Parkland Memorial Hospital was almost shut down last year after federal inspectors threatened to cut off hundreds of millions of dollars of Medicare and Medicaid funding after finding "deficiencies that represent an immediate and serious threat to patient health and safety." Because of its size and importance to the community, Parkland was allowed to stay open so long as it consented to close federal scrutiny.
Parkland, dogged by solid reporting from the DMN, has been coy about specific plans, but tomorrow, the Dallas County Commissioners Court will get an idea of how much the fixes will cost.
According to tomorrow's briefing, Parkland will need to spend at least $31 million to bring itself into compliance with federal rules.
That includes $13.8 million to pay for 232 full-time positions (about a third in the emergency room), $9.1 million in consulting fees, $3.2 million for retention, $840,000 for additional supplies, and $600,000 in legal fees. Those are not included in the $1.2 billion operating budget proposed for 2013.
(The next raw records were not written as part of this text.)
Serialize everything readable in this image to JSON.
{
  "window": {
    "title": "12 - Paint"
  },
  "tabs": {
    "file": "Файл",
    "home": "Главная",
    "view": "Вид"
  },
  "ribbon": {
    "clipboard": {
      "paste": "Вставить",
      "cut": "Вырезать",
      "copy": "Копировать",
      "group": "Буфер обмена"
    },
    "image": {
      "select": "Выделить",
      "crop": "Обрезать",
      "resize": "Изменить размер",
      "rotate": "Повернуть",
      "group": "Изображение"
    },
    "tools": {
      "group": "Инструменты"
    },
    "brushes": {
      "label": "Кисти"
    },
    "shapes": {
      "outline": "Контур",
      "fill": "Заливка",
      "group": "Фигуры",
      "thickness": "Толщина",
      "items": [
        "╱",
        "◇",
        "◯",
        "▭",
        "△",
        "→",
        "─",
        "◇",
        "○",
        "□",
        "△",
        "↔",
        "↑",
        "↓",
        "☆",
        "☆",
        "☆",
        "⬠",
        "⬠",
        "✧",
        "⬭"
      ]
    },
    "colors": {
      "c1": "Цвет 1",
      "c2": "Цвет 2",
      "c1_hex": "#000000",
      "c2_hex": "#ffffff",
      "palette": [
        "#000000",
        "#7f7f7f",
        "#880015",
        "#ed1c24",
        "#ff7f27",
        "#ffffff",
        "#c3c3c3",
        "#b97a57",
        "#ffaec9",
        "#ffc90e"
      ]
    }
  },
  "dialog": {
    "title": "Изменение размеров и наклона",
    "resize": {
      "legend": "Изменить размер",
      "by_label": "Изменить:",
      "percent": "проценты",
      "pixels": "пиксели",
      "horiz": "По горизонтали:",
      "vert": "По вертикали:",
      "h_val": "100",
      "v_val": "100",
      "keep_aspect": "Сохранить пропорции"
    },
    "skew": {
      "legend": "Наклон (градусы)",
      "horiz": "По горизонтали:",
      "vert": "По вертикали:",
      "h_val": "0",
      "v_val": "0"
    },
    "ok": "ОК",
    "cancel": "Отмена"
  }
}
The presentation doesn't get into too many specifics, but the additional cash will add 57 new beds to the hospital and improve infection control, medication management, psychiatric services, etc.
In a voicemail she left me this morning, Parkland spokeswoman April Foran said the additional costs will be "funded internally" and that the hospital will not ask Dallas County to chip in. More specifically, she told me a moment ago, the money is coming from the hospital's reserves.
Now is as good a time as any to dip into the nest egg, but the costs could still be mounting. Buried in the briefing from Parkland officials is a bullet point noting that "substantial work remains ... to identify additional investments for [Centers for Medicare & Medicaid Services] initiatives."